WHAT IS SOIL?
Briefly, soil is composed of four basic components: mineral solids, water, air and organic matter (including living biota).
Water is essential for soil life. Water is the medium that facilitates nutrient transport through the soil and enables plant nutrient uptake. Water also enables/facilitates the movement of microbes such as nematodes and bacteria through the soil.
Air is constantly moving in and out of the soil. Air provides the oxygen required for cell functioning in aerobic organisms including plant roots. Both air and water occupy the pore spaces (Figure 2) created within and between soil aggregates (clusters of sand, silt and clay particles bound together by particle surface chemistry and microbial and plant exudates).
Organic matter is any material that is part of or originated from living organisms. Organic matter may be divided into three fractions, the living, the dead (active fraction) and the very dead (stable fraction). The living soil organic matter fraction includes microorganisms, soil-dwelling insects, microarthropods, animals and plants. The dead fraction consists primarily of fresh residues from crops, recently dead microorganisms and insects, sloughed-off root cells, leaf litter, and manure, etc. This fraction is considered active. The sugars, proteins, cellulose and other simple compounds are quickly broken down (degraded) by soil microbes and used as a food source which fuels the soil microbial population. The exudates (sticky substances) produced by the microbes (and roots) as well as the microbes themselves (e.g. fungi) help bind the mineral particles together to form soil aggregates.

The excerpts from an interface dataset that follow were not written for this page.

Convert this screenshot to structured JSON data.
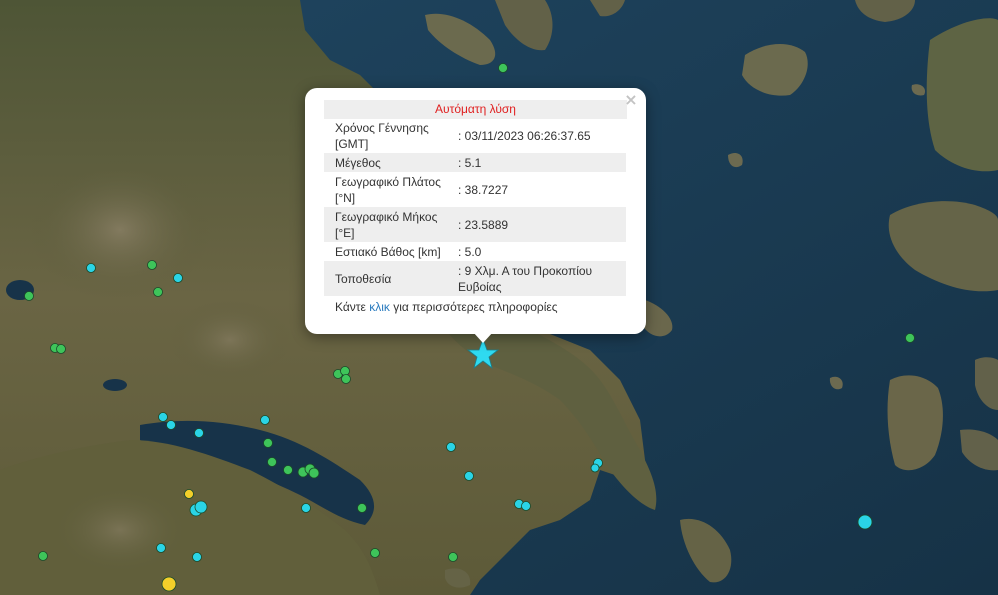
{
  "popup": {
    "title": "Αυτόματη λύση",
    "close_symbol": "×",
    "rows": [
      {
        "label": "Χρόνος Γέννησης [GMT]",
        "value": ": 03/11/2023 06:26:37.65"
      },
      {
        "label": "Μέγεθος",
        "value": ": 5.1"
      },
      {
        "label": "Γεωγραφικό Πλάτος [°N]",
        "value": ": 38.7227"
      },
      {
        "label": "Γεωγραφικό Μήκος [°E]",
        "value": ": 23.5889"
      },
      {
        "label": "Εστιακό Βάθος [km]",
        "value": ": 5.0"
      },
      {
        "label": "Τοποθεσία",
        "value": ": 9 Χλμ. Α του Προκοπίου Ευβοίας"
      }
    ],
    "more_prefix": "Κάντε ",
    "more_link": "κλικ",
    "more_suffix": " για περισσότερες πληροφορίες"
  },
  "colors": {
    "sea": "#1d3a52",
    "land": "#5b5a3a",
    "marker_cyan": "#2ad4e6",
    "marker_green": "#3ec45a",
    "marker_yellow": "#f3cf2a",
    "star": "#2fdaf0",
    "title_red": "#e02020",
    "link_blue": "#2a7bbf"
  },
  "map": {
    "icons": [
      "epicenter-star-icon",
      "earthquake-marker-icon"
    ],
    "epicenter": {
      "lat": 38.7227,
      "lon": 23.5889
    }
  }
}
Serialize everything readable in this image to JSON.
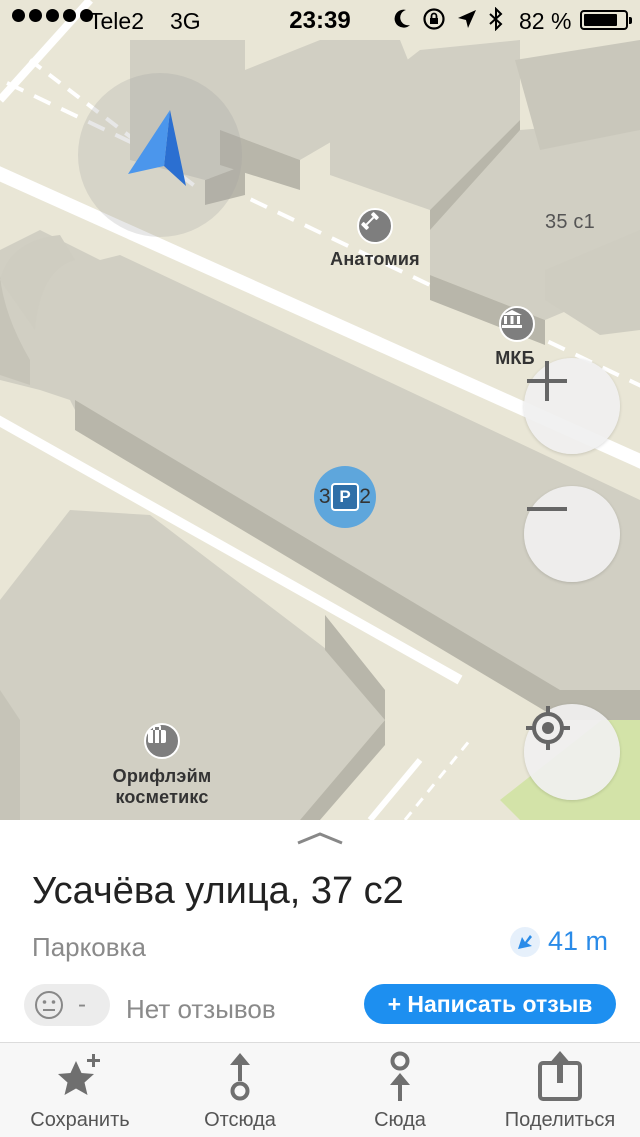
{
  "status_bar": {
    "carrier": "Tele2",
    "network": "3G",
    "time": "23:39",
    "battery_percent": "82 %",
    "battery_level": 0.82,
    "signal_dots": 5
  },
  "map": {
    "labels": {
      "anatomy": "Анатомия",
      "building_35": "35 с1",
      "mkb": "МКБ",
      "building_37": "37 с2",
      "oriflame_line1": "Орифлэйм",
      "oriflame_line2": "косметикс"
    },
    "parking_symbol": "P",
    "icons": {
      "location_arrow": "navigation-arrow-icon",
      "fitness": "dumbbell-icon",
      "bank": "bank-icon",
      "shop": "briefcase-icon",
      "zoom_in": "plus-icon",
      "zoom_out": "minus-icon",
      "locate": "crosshair-icon"
    }
  },
  "place": {
    "title": "Усачёва улица, 37 с2",
    "category": "Парковка",
    "distance": "41 m",
    "rating_value": "-",
    "reviews_text": "Нет отзывов",
    "write_review_label": "+ Написать отзыв"
  },
  "tabs": [
    {
      "label": "Сохранить",
      "icon": "star-plus-icon"
    },
    {
      "label": "Отсюда",
      "icon": "route-from-icon"
    },
    {
      "label": "Сюда",
      "icon": "route-to-icon"
    },
    {
      "label": "Поделиться",
      "icon": "share-icon"
    }
  ],
  "colors": {
    "accent": "#1d8ff0",
    "distance_text": "#2a8be8",
    "map_ground": "#e9e6d6",
    "building_top": "#d1cfc3",
    "building_side": "#b8b6aa",
    "park": "#d3e3a8",
    "parking_marker": "#4a9fe0"
  }
}
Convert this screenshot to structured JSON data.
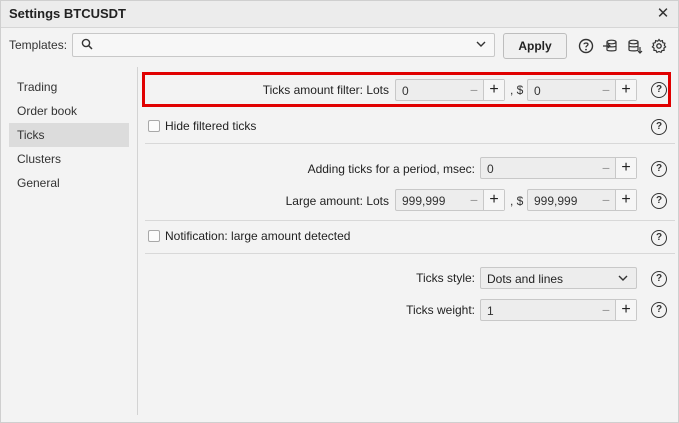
{
  "window": {
    "title": "Settings BTCUSDT"
  },
  "templates": {
    "label": "Templates:",
    "value": "",
    "apply_label": "Apply"
  },
  "sidebar": {
    "items": [
      {
        "label": "Trading"
      },
      {
        "label": "Order book"
      },
      {
        "label": "Ticks",
        "active": true
      },
      {
        "label": "Clusters"
      },
      {
        "label": "General"
      }
    ]
  },
  "settings": {
    "ticks_filter": {
      "label": "Ticks amount filter: Lots",
      "lots_value": "0",
      "sep": ", $",
      "usd_value": "0"
    },
    "hide_filtered": {
      "label": "Hide filtered ticks",
      "checked": false
    },
    "adding_ticks": {
      "label": "Adding ticks for a period, msec:",
      "value": "0"
    },
    "large_amount": {
      "label": "Large amount: Lots",
      "lots_value": "999,999",
      "sep": ", $",
      "usd_value": "999,999"
    },
    "notification": {
      "label": "Notification: large amount detected",
      "checked": false
    },
    "ticks_style": {
      "label": "Ticks style:",
      "value": "Dots and lines"
    },
    "ticks_weight": {
      "label": "Ticks weight:",
      "value": "1"
    }
  },
  "icons": {
    "help": "?",
    "close": "✕",
    "minus": "−",
    "plus": "+"
  },
  "colors": {
    "highlight": "#e00000",
    "active_nav": "#dcdcdc"
  }
}
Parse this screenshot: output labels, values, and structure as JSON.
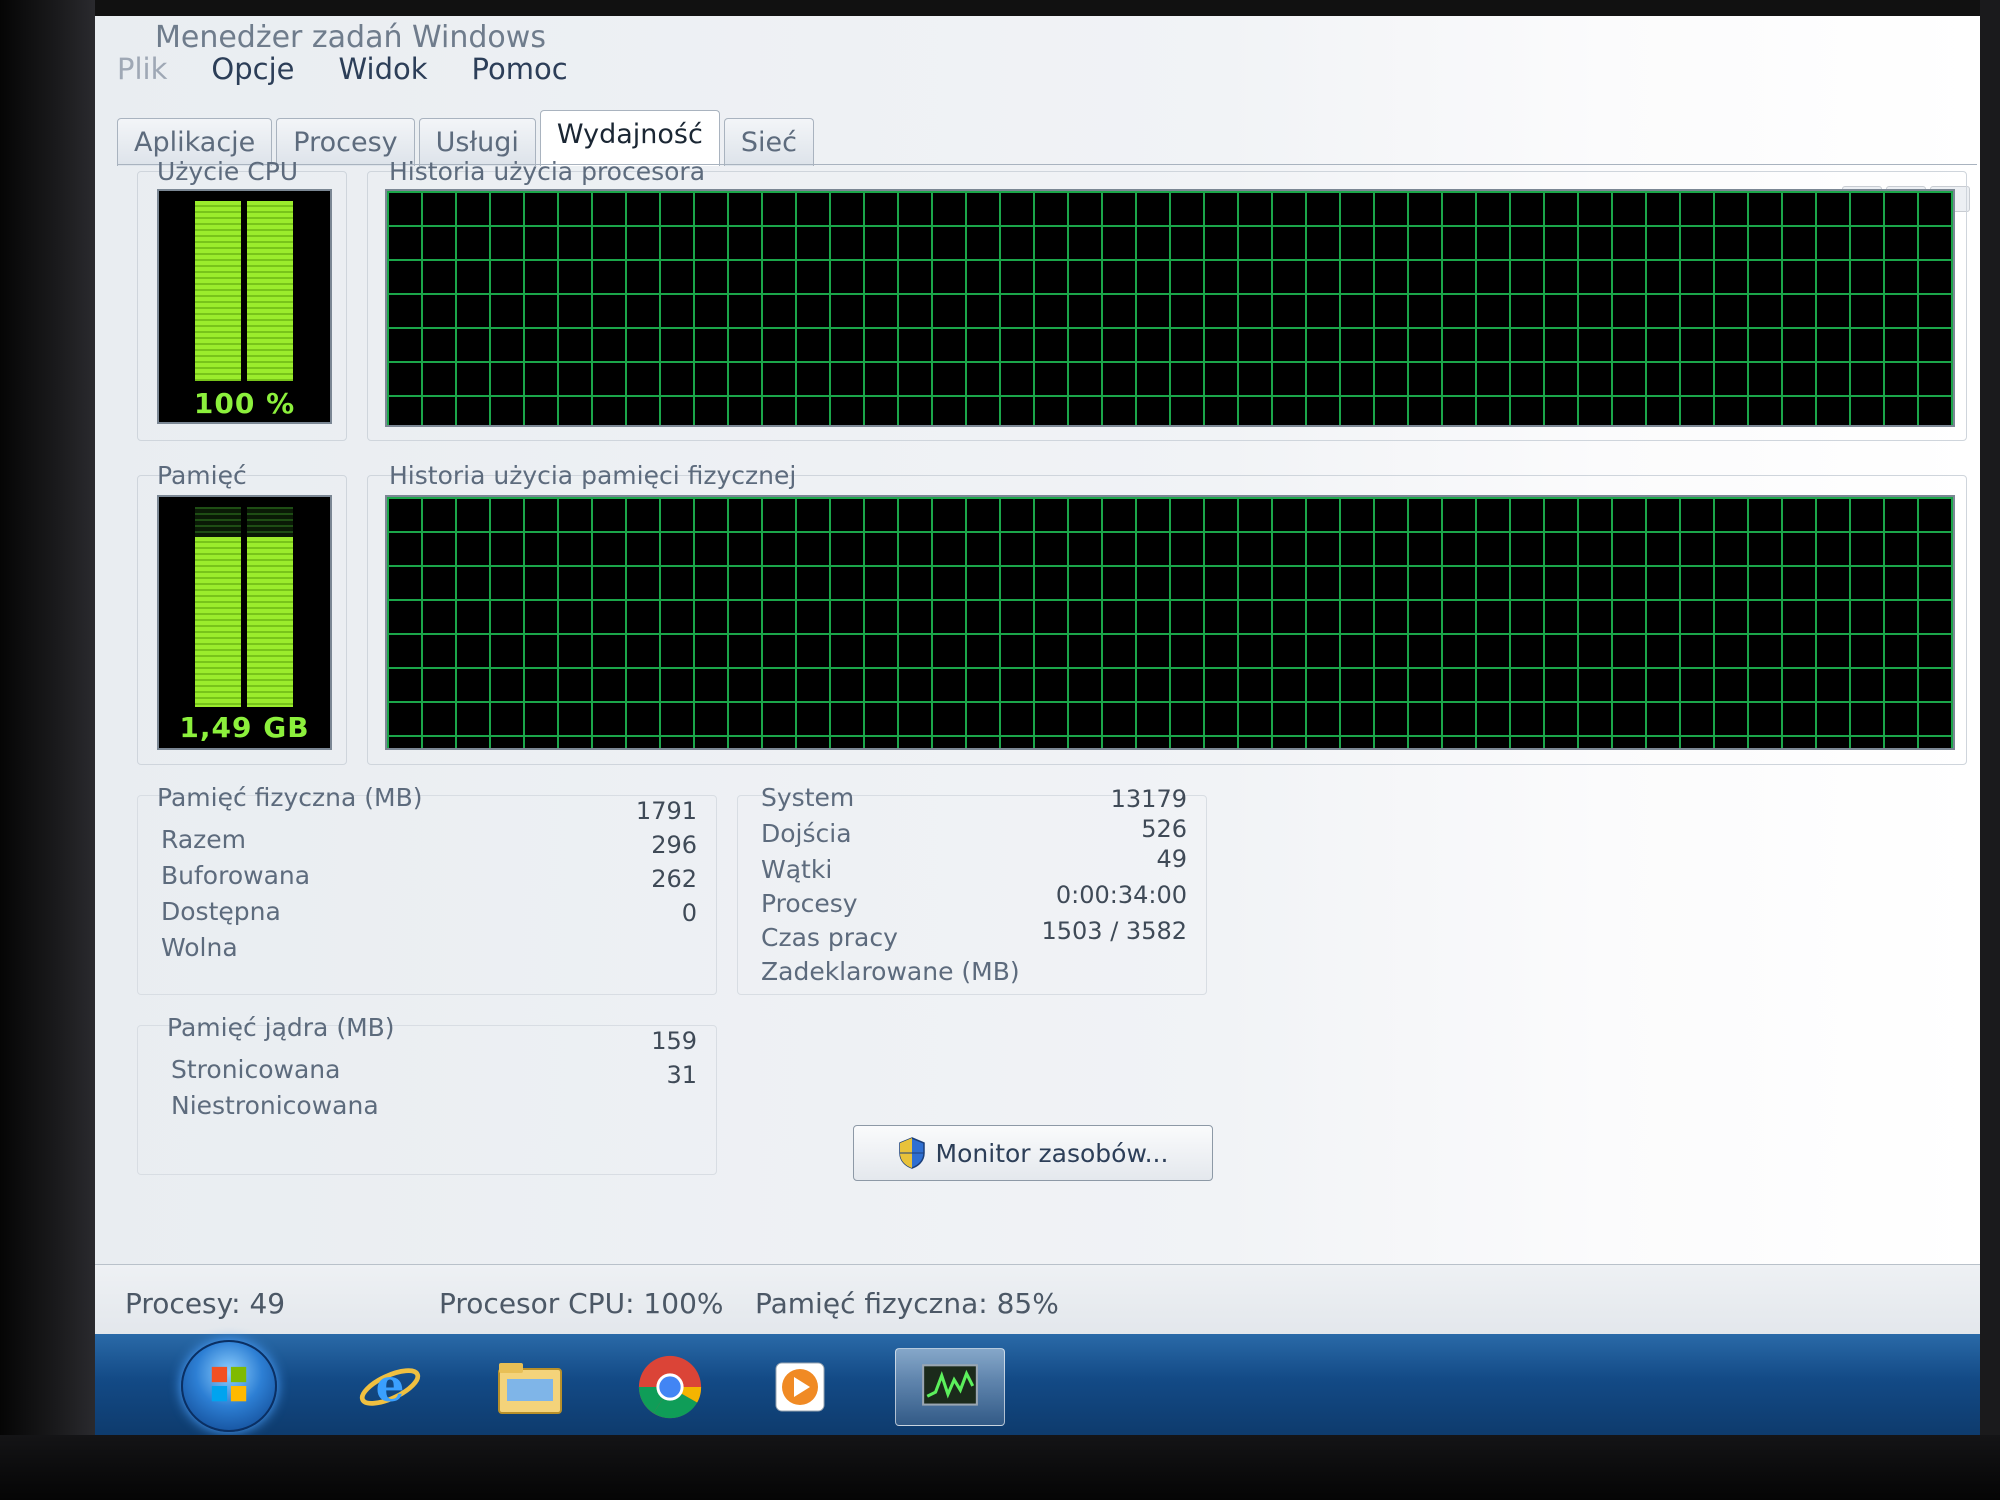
{
  "window": {
    "title": "Menedżer zadań Windows"
  },
  "menu": [
    "Plik",
    "Opcje",
    "Widok",
    "Pomoc"
  ],
  "tabs": [
    {
      "label": "Aplikacje",
      "active": false
    },
    {
      "label": "Procesy",
      "active": false
    },
    {
      "label": "Usługi",
      "active": false
    },
    {
      "label": "Wydajność",
      "active": true
    },
    {
      "label": "Sieć",
      "active": false
    }
  ],
  "cpu": {
    "label": "Użycie CPU",
    "value_text": "100 %",
    "usage_percent": 100,
    "history_label": "Historia użycia procesora"
  },
  "memory": {
    "label": "Pamięć",
    "value_text": "1,49 GB",
    "usage_fraction": 0.85,
    "history_label": "Historia użycia pamięci fizycznej"
  },
  "physical_memory": {
    "title": "Pamięć fizyczna (MB)",
    "rows": [
      {
        "label": "Razem",
        "value": "1791"
      },
      {
        "label": "Buforowana",
        "value": "296"
      },
      {
        "label": "Dostępna",
        "value": "262"
      },
      {
        "label": "Wolna",
        "value": "0"
      }
    ]
  },
  "kernel_memory": {
    "title": "Pamięć jądra (MB)",
    "rows": [
      {
        "label": "Stronicowana",
        "value": "159"
      },
      {
        "label": "Niestronicowana",
        "value": "31"
      }
    ]
  },
  "system": {
    "title": "System",
    "rows": [
      {
        "label": "Dojścia",
        "value": "13179"
      },
      {
        "label": "Wątki",
        "value": "526"
      },
      {
        "label": "Procesy",
        "value": "49"
      },
      {
        "label": "Czas pracy",
        "value": "0:00:34:00"
      },
      {
        "label": "Zadeklarowane (MB)",
        "value": "1503 / 3582"
      }
    ]
  },
  "monitor_button": {
    "label": "Monitor zasobów..."
  },
  "statusbar": {
    "processes": "Procesy: 49",
    "cpu": "Procesor CPU: 100%",
    "memory": "Pamięć fizyczna: 85%"
  },
  "taskbar": {
    "icons": [
      "start-orb",
      "internet-explorer-icon",
      "explorer-folder-icon",
      "chrome-icon",
      "media-player-icon",
      "task-manager-icon"
    ]
  }
}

Mineral solids are stone fragments, sand, silt, and clay. It is the proportion of the latter three that determines the soil’s texture. For example, a soil that is composed of 70% silt, 20% sand and 10% clay can be classified as a silt loam using the soil texture triangle (Figure 1). Soil texture contributes to the inherent soil quality, the characteristics of the soil that result from soil forming processes. These characteristics are difficult to change through soil management.
Page Content Source: Cornell University (2009). Cornell Soil Health Manual. p 02.
Ministry of Industry, Commerce, Agriculture & Fisheries
Government of Jamaica